surface collectiveScholars have argued about it for decades, but SevenStreets can finally reveal why Williamson built those tunnels. Bored of all those sterile, white-roomed galleries, he decided to create a subterranean space to display the work of the city’s exciting emerging artists. Maybe.

And it continues this week – as artist/lecturers from Liverpool Community College are given the chance to create site-specific works for this, the city’s most underground of art spaces. It’s part of the Independents Biennial strand – and we highly recommend you check it out.

It’s the perfect marriage of space and subject: and, evidently, the nine artists showing at this pop-up (or should that be pop down?) gallery were equally enthused too, responding to the dark, vaulted spaces, the half-excavated passageways, and subterranean pools with ingenuity and inventiveness.

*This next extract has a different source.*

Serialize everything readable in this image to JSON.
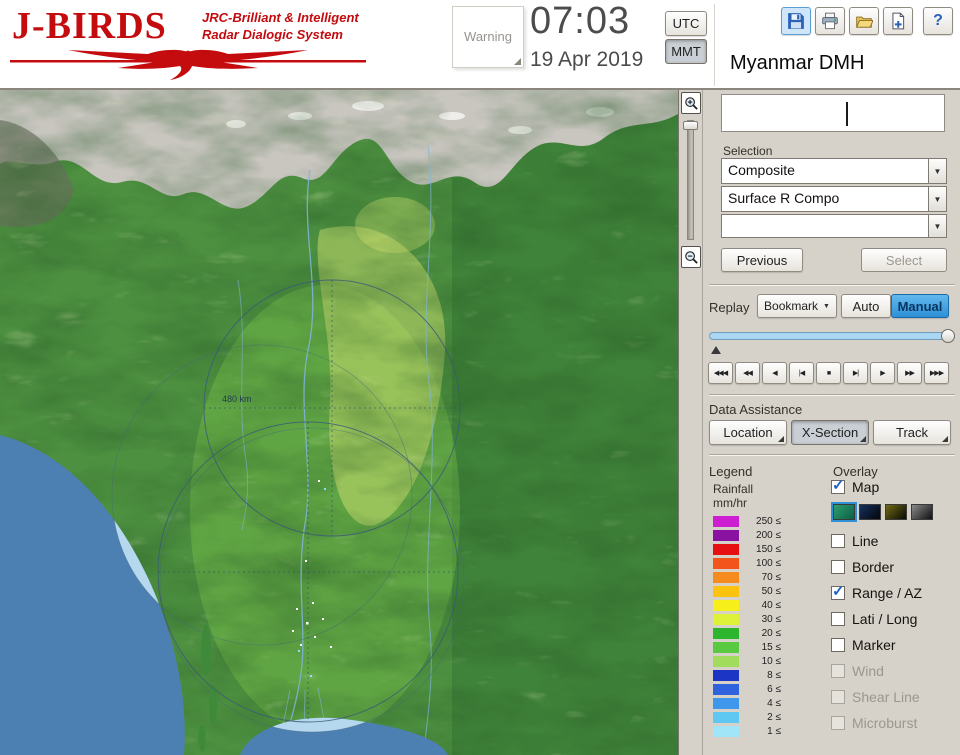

surface collectionPlaying on the themes of ephemera, of fragments exhumed from the sand(stone) of time, and of buried hopes, this brief exhibition is all the more impressive because of its fragility  – left in the damp conditions of the tunnels, much of the delicate work is slowly decaying over the course of the exhibition, as if being coaxed back under the bedrock again.

The Surface Collective’s Come Into View offers reason enough to appreciate that, sometimes, to find the best art in the city, you’ve just got to dig a little deeper.

Artists’ work pictured: top, Maria Stuart, bottom, Pamela Sullivan.

Come Into View, until 22  October
The Williamson Tunnels
The Old Stable Yard
Smithdown Lane, Liverpool